→ **What to do**
The response must restate all of the data word for word.

-=-=-=-=-

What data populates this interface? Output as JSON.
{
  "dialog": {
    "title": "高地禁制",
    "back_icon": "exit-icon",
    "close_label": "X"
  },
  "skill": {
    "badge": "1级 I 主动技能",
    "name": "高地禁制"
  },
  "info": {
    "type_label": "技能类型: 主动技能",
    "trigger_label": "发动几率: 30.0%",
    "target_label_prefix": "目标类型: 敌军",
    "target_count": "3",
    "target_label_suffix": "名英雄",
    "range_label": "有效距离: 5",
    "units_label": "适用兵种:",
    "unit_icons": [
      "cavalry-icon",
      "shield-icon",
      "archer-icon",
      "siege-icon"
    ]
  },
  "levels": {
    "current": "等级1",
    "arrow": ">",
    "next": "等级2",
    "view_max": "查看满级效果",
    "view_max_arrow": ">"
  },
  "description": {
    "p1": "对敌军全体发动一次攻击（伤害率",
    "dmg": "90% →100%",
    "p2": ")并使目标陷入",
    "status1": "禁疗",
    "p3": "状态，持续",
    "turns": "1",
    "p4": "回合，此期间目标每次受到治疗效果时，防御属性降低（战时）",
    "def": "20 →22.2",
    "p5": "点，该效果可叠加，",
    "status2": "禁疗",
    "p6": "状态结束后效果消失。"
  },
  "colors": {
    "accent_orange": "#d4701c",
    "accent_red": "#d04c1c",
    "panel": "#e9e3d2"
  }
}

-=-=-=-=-

→ **Task result**
What data populates this interface? Output as JSON.
{
  "dialog": {
    "title": "高地禁制",
    "back_icon": "exit-icon",
    "close_label": "X"
  },
  "skill": {
    "badge": "1级 I 主动技能",
    "name": "高地禁制"
  },
  "info": {
    "type_label": "技能类型: 主动技能",
    "trigger_label": "发动几率: 30.0%",
    "target_label_prefix": "目标类型: 敌军",
    "target_count": "3",
    "target_label_suffix": "名英雄",
    "range_label": "有效距离: 5",
    "units_label": "适用兵种:",
    "unit_icons": [
      "cavalry-icon",
      "shield-icon",
      "archer-icon",
      "siege-icon"
    ]
  },
  "levels": {
    "current": "等级1",
    "arrow": ">",
    "next": "等级2",
    "view_max": "查看满级效果",
    "view_max_arrow": ">"
  },
  "description": {
    "p1": "对敌军全体发动一次攻击（伤害率",
    "dmg": "90% →100%",
    "p2": ")并使目标陷入",
    "status1": "禁疗",
    "p3": "状态，持续",
    "turns": "1",
    "p4": "回合，此期间目标每次受到治疗效果时，防御属性降低（战时）",
    "def": "20 →22.2",
    "p5": "点，该效果可叠加，",
    "status2": "禁疗",
    "p6": "状态结束后效果消失。"
  },
  "colors": {
    "accent_orange": "#d4701c",
    "accent_red": "#d04c1c",
    "panel": "#e9e3d2"
  }
}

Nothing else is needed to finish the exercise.